(Excerpts from a dataset)
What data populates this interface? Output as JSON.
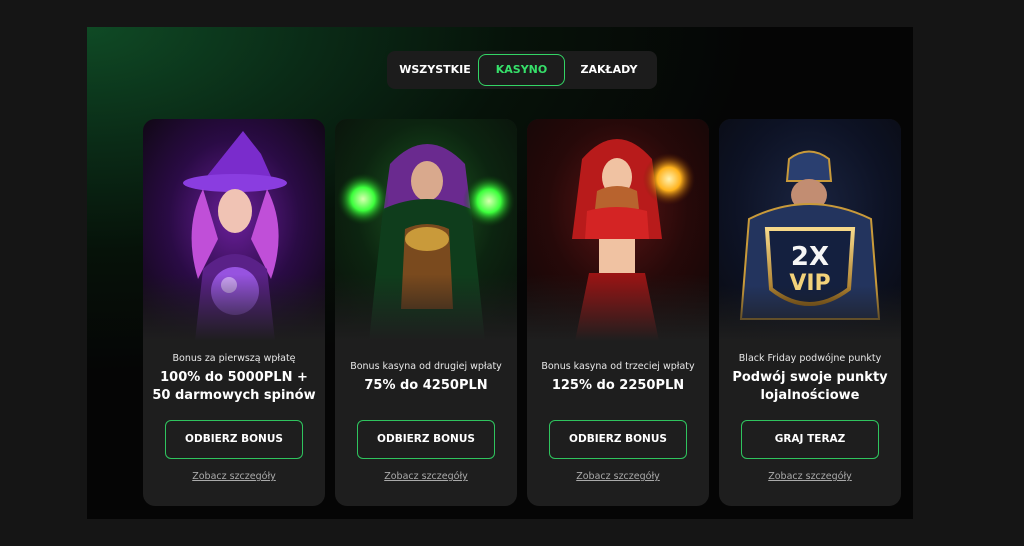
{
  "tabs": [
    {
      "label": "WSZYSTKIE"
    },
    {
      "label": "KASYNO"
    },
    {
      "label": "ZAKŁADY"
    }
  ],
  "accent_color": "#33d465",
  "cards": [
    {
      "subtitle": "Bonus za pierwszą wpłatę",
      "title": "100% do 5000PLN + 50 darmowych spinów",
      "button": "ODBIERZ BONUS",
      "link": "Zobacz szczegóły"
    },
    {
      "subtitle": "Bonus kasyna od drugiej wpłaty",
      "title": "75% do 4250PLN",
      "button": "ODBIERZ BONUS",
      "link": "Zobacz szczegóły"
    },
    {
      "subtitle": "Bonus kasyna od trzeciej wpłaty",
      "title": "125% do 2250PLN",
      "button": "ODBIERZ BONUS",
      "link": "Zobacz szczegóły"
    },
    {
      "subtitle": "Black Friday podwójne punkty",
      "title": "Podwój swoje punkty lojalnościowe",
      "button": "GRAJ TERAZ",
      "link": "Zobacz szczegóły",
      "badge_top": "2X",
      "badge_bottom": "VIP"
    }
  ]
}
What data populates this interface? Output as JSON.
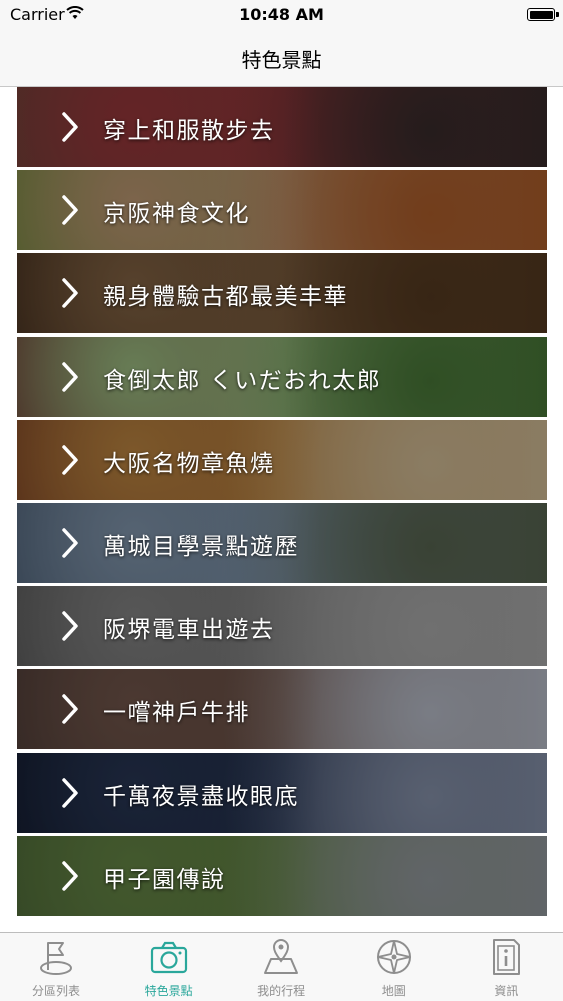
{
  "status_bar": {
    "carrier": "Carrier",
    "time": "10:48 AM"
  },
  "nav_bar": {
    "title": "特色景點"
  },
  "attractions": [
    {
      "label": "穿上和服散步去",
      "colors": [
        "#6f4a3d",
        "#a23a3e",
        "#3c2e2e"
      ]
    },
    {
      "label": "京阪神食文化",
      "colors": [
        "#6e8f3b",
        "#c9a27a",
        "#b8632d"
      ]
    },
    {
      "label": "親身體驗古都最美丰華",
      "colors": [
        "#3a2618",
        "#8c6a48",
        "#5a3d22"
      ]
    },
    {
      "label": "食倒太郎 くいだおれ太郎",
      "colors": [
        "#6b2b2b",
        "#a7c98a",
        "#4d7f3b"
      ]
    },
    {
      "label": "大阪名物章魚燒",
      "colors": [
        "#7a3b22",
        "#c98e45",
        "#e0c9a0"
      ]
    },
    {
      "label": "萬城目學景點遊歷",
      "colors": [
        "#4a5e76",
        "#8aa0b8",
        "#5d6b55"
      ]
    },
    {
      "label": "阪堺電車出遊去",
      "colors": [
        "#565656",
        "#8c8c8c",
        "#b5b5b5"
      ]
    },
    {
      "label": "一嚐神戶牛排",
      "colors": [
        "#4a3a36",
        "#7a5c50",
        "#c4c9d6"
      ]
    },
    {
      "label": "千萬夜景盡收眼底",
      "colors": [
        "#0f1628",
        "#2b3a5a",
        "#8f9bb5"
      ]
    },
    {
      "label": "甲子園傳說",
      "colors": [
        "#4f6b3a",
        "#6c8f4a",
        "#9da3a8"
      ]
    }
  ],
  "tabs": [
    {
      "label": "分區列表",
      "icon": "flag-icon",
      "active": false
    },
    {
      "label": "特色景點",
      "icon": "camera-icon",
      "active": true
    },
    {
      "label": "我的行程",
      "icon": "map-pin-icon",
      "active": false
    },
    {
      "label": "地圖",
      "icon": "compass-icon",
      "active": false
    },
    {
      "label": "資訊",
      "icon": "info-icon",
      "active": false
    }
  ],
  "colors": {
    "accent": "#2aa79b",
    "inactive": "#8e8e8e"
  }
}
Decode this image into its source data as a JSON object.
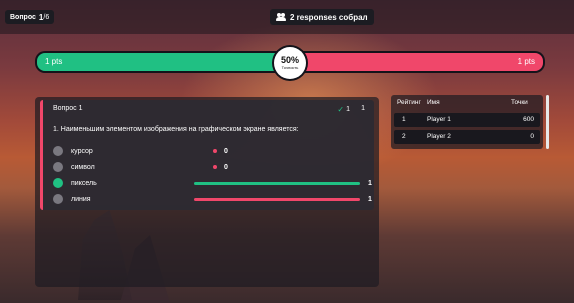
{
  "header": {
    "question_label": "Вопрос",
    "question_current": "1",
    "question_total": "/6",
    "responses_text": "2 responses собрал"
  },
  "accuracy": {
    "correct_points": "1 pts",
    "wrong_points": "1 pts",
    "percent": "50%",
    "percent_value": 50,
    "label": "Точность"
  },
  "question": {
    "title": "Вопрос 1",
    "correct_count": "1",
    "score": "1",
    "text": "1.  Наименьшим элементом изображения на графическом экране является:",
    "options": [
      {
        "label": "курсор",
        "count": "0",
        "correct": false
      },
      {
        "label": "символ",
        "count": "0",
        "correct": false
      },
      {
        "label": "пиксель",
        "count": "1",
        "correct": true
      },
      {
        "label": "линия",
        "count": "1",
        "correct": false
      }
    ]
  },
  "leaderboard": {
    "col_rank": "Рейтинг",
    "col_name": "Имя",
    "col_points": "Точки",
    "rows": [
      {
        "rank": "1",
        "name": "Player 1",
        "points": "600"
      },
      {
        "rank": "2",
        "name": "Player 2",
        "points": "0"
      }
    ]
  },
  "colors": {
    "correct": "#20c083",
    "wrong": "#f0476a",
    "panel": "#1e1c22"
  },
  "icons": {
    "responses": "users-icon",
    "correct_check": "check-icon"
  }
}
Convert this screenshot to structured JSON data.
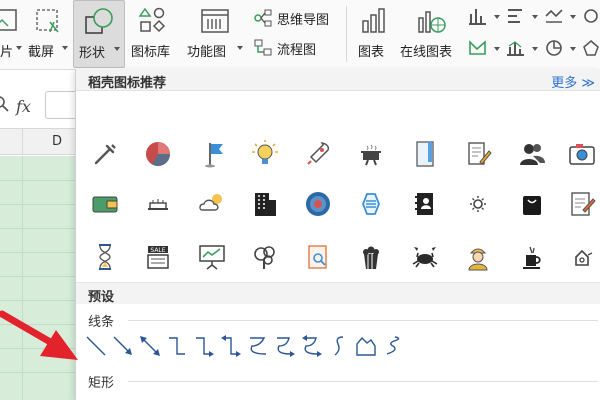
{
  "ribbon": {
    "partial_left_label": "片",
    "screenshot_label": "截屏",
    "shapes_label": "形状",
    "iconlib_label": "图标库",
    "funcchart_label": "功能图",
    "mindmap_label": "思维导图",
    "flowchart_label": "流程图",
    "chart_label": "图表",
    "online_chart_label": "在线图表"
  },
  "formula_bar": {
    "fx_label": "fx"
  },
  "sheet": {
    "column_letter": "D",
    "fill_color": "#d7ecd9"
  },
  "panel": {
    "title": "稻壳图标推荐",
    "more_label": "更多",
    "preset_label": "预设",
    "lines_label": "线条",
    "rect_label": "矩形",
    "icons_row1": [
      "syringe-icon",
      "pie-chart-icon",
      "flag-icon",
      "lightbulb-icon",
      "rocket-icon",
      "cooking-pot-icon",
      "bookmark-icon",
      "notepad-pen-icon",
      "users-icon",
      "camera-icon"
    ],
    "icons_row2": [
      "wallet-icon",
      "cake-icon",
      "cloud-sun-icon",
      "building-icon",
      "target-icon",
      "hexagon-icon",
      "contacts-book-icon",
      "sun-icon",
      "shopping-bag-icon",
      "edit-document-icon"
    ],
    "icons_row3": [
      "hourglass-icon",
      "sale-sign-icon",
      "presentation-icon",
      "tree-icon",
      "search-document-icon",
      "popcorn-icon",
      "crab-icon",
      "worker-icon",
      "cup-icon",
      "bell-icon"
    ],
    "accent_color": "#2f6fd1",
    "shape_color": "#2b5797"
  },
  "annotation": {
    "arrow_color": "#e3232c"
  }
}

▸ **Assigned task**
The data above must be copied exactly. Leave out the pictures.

▸ **Completed exercise**
What data populates this interface? Output as JSON.
{
  "tabs": [
    {
      "label": "WSZYSTKIE"
    },
    {
      "label": "KASYNO"
    },
    {
      "label": "ZAKŁADY"
    }
  ],
  "accent_color": "#33d465",
  "cards": [
    {
      "subtitle": "Bonus za pierwszą wpłatę",
      "title": "100% do 5000PLN + 50 darmowych spinów",
      "button": "ODBIERZ BONUS",
      "link": "Zobacz szczegóły"
    },
    {
      "subtitle": "Bonus kasyna od drugiej wpłaty",
      "title": "75% do 4250PLN",
      "button": "ODBIERZ BONUS",
      "link": "Zobacz szczegóły"
    },
    {
      "subtitle": "Bonus kasyna od trzeciej wpłaty",
      "title": "125% do 2250PLN",
      "button": "ODBIERZ BONUS",
      "link": "Zobacz szczegóły"
    },
    {
      "subtitle": "Black Friday podwójne punkty",
      "title": "Podwój swoje punkty lojalnościowe",
      "button": "GRAJ TERAZ",
      "link": "Zobacz szczegóły",
      "badge_top": "2X",
      "badge_bottom": "VIP"
    }
  ]
}
What data populates this interface? Output as JSON.
{
  "status_bar": {
    "carrier": "Carrier",
    "time": "10:48 AM"
  },
  "nav_bar": {
    "title": "特色景點"
  },
  "attractions": [
    {
      "label": "穿上和服散步去",
      "colors": [
        "#6f4a3d",
        "#a23a3e",
        "#3c2e2e"
      ]
    },
    {
      "label": "京阪神食文化",
      "colors": [
        "#6e8f3b",
        "#c9a27a",
        "#b8632d"
      ]
    },
    {
      "label": "親身體驗古都最美丰華",
      "colors": [
        "#3a2618",
        "#8c6a48",
        "#5a3d22"
      ]
    },
    {
      "label": "食倒太郎 くいだおれ太郎",
      "colors": [
        "#6b2b2b",
        "#a7c98a",
        "#4d7f3b"
      ]
    },
    {
      "label": "大阪名物章魚燒",
      "colors": [
        "#7a3b22",
        "#c98e45",
        "#e0c9a0"
      ]
    },
    {
      "label": "萬城目學景點遊歷",
      "colors": [
        "#4a5e76",
        "#8aa0b8",
        "#5d6b55"
      ]
    },
    {
      "label": "阪堺電車出遊去",
      "colors": [
        "#565656",
        "#8c8c8c",
        "#b5b5b5"
      ]
    },
    {
      "label": "一嚐神戶牛排",
      "colors": [
        "#4a3a36",
        "#7a5c50",
        "#c4c9d6"
      ]
    },
    {
      "label": "千萬夜景盡收眼底",
      "colors": [
        "#0f1628",
        "#2b3a5a",
        "#8f9bb5"
      ]
    },
    {
      "label": "甲子園傳說",
      "colors": [
        "#4f6b3a",
        "#6c8f4a",
        "#9da3a8"
      ]
    }
  ],
  "tabs": [
    {
      "label": "分區列表",
      "icon": "flag-icon",
      "active": false
    },
    {
      "label": "特色景點",
      "icon": "camera-icon",
      "active": true
    },
    {
      "label": "我的行程",
      "icon": "map-pin-icon",
      "active": false
    },
    {
      "label": "地圖",
      "icon": "compass-icon",
      "active": false
    },
    {
      "label": "資訊",
      "icon": "info-icon",
      "active": false
    }
  ],
  "colors": {
    "accent": "#2aa79b",
    "inactive": "#8e8e8e"
  }
}
Decode this image into its source data as a JSON object.
{
  "header": {
    "question_label": "Вопрос",
    "question_current": "1",
    "question_total": "/6",
    "responses_text": "2 responses собрал"
  },
  "accuracy": {
    "correct_points": "1 pts",
    "wrong_points": "1 pts",
    "percent": "50%",
    "percent_value": 50,
    "label": "Точность"
  },
  "question": {
    "title": "Вопрос 1",
    "correct_count": "1",
    "score": "1",
    "text": "1.  Наименьшим элементом изображения на графическом экране является:",
    "options": [
      {
        "label": "курсор",
        "count": "0",
        "correct": false
      },
      {
        "label": "символ",
        "count": "0",
        "correct": false
      },
      {
        "label": "пиксель",
        "count": "1",
        "correct": true
      },
      {
        "label": "линия",
        "count": "1",
        "correct": false
      }
    ]
  },
  "leaderboard": {
    "col_rank": "Рейтинг",
    "col_name": "Имя",
    "col_points": "Точки",
    "rows": [
      {
        "rank": "1",
        "name": "Player 1",
        "points": "600"
      },
      {
        "rank": "2",
        "name": "Player 2",
        "points": "0"
      }
    ]
  },
  "colors": {
    "correct": "#20c083",
    "wrong": "#f0476a",
    "panel": "#1e1c22"
  },
  "icons": {
    "responses": "users-icon",
    "correct_check": "check-icon"
  }
}
Convert this screenshot to structured JSON data.
{
  "ribbon": {
    "partial_left_label": "片",
    "screenshot_label": "截屏",
    "shapes_label": "形状",
    "iconlib_label": "图标库",
    "funcchart_label": "功能图",
    "mindmap_label": "思维导图",
    "flowchart_label": "流程图",
    "chart_label": "图表",
    "online_chart_label": "在线图表"
  },
  "formula_bar": {
    "fx_label": "fx"
  },
  "sheet": {
    "column_letter": "D",
    "fill_color": "#d7ecd9"
  },
  "panel": {
    "title": "稻壳图标推荐",
    "more_label": "更多",
    "preset_label": "预设",
    "lines_label": "线条",
    "rect_label": "矩形",
    "icons_row1": [
      "syringe-icon",
      "pie-chart-icon",
      "flag-icon",
      "lightbulb-icon",
      "rocket-icon",
      "cooking-pot-icon",
      "bookmark-icon",
      "notepad-pen-icon",
      "users-icon",
      "camera-icon"
    ],
    "icons_row2": [
      "wallet-icon",
      "cake-icon",
      "cloud-sun-icon",
      "building-icon",
      "target-icon",
      "hexagon-icon",
      "contacts-book-icon",
      "sun-icon",
      "shopping-bag-icon",
      "edit-document-icon"
    ],
    "icons_row3": [
      "hourglass-icon",
      "sale-sign-icon",
      "presentation-icon",
      "tree-icon",
      "search-document-icon",
      "popcorn-icon",
      "crab-icon",
      "worker-icon",
      "cup-icon",
      "bell-icon"
    ],
    "accent_color": "#2f6fd1",
    "shape_color": "#2b5797"
  },
  "annotation": {
    "arrow_color": "#e3232c"
  }
}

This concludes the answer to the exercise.